▶ Problem description
Answer with one number only: the count of lines below that hold the word "manager".

▶ Supplied information
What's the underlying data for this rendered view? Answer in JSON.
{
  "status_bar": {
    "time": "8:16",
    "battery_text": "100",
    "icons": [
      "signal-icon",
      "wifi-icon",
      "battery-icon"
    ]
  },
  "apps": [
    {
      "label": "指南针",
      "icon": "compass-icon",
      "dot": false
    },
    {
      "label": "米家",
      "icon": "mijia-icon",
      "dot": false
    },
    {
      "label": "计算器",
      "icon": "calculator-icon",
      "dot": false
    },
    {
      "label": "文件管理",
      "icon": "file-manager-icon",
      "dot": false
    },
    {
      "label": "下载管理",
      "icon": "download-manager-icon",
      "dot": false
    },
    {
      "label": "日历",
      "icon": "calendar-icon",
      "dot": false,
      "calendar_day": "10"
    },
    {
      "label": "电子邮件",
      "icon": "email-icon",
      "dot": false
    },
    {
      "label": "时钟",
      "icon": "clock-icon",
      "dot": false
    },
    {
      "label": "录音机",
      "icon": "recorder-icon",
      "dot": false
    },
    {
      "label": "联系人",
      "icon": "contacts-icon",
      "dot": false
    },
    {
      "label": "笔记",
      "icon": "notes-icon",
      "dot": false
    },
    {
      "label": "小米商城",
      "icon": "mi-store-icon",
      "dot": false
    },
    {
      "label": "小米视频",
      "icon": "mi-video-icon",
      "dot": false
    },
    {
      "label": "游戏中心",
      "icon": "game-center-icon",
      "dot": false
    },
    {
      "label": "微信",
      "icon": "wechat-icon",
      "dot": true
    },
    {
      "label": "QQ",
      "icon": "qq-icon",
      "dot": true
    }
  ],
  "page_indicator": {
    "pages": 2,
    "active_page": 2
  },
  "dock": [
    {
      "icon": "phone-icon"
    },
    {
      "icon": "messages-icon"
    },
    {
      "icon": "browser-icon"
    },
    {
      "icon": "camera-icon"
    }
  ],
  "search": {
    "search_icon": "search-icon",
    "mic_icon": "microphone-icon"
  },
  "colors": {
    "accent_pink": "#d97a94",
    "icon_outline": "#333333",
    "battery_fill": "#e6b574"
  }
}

▶ Problem solution
2